*Given data*.

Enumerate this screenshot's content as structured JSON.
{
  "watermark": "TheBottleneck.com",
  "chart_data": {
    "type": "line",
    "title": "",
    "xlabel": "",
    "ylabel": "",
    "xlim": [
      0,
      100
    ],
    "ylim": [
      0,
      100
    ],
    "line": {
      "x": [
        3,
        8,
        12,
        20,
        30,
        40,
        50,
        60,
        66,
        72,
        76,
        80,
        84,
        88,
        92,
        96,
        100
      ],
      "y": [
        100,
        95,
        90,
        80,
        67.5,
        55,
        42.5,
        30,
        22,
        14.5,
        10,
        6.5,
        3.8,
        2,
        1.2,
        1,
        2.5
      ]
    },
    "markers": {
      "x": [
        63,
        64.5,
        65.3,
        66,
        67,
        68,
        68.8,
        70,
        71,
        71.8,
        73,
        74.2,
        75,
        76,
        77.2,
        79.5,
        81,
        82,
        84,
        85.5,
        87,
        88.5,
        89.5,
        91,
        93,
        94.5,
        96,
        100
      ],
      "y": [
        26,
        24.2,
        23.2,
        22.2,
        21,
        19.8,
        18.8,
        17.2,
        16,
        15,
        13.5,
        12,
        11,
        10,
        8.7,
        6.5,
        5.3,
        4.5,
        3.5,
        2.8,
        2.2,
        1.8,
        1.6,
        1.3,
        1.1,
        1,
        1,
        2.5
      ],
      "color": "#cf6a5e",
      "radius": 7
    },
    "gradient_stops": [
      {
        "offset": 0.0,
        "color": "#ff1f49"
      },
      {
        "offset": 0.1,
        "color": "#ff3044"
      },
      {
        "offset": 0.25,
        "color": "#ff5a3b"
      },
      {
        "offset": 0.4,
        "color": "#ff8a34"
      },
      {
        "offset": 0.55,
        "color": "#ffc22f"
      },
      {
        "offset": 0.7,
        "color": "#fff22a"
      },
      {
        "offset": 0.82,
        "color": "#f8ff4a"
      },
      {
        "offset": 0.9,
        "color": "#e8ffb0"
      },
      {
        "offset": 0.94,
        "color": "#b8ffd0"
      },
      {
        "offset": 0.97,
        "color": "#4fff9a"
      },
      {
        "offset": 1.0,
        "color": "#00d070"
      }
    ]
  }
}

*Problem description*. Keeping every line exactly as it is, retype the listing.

*Answer section*.
Enumerate this screenshot's content as structured JSON.
{
  "watermark": "TheBottleneck.com",
  "chart_data": {
    "type": "line",
    "title": "",
    "xlabel": "",
    "ylabel": "",
    "xlim": [
      0,
      100
    ],
    "ylim": [
      0,
      100
    ],
    "line": {
      "x": [
        3,
        8,
        12,
        20,
        30,
        40,
        50,
        60,
        66,
        72,
        76,
        80,
        84,
        88,
        92,
        96,
        100
      ],
      "y": [
        100,
        95,
        90,
        80,
        67.5,
        55,
        42.5,
        30,
        22,
        14.5,
        10,
        6.5,
        3.8,
        2,
        1.2,
        1,
        2.5
      ]
    },
    "markers": {
      "x": [
        63,
        64.5,
        65.3,
        66,
        67,
        68,
        68.8,
        70,
        71,
        71.8,
        73,
        74.2,
        75,
        76,
        77.2,
        79.5,
        81,
        82,
        84,
        85.5,
        87,
        88.5,
        89.5,
        91,
        93,
        94.5,
        96,
        100
      ],
      "y": [
        26,
        24.2,
        23.2,
        22.2,
        21,
        19.8,
        18.8,
        17.2,
        16,
        15,
        13.5,
        12,
        11,
        10,
        8.7,
        6.5,
        5.3,
        4.5,
        3.5,
        2.8,
        2.2,
        1.8,
        1.6,
        1.3,
        1.1,
        1,
        1,
        2.5
      ],
      "color": "#cf6a5e",
      "radius": 7
    },
    "gradient_stops": [
      {
        "offset": 0.0,
        "color": "#ff1f49"
      },
      {
        "offset": 0.1,
        "color": "#ff3044"
      },
      {
        "offset": 0.25,
        "color": "#ff5a3b"
      },
      {
        "offset": 0.4,
        "color": "#ff8a34"
      },
      {
        "offset": 0.55,
        "color": "#ffc22f"
      },
      {
        "offset": 0.7,
        "color": "#fff22a"
      },
      {
        "offset": 0.82,
        "color": "#f8ff4a"
      },
      {
        "offset": 0.9,
        "color": "#e8ffb0"
      },
      {
        "offset": 0.94,
        "color": "#b8ffd0"
      },
      {
        "offset": 0.97,
        "color": "#4fff9a"
      },
      {
        "offset": 1.0,
        "color": "#00d070"
      }
    ]
  }
}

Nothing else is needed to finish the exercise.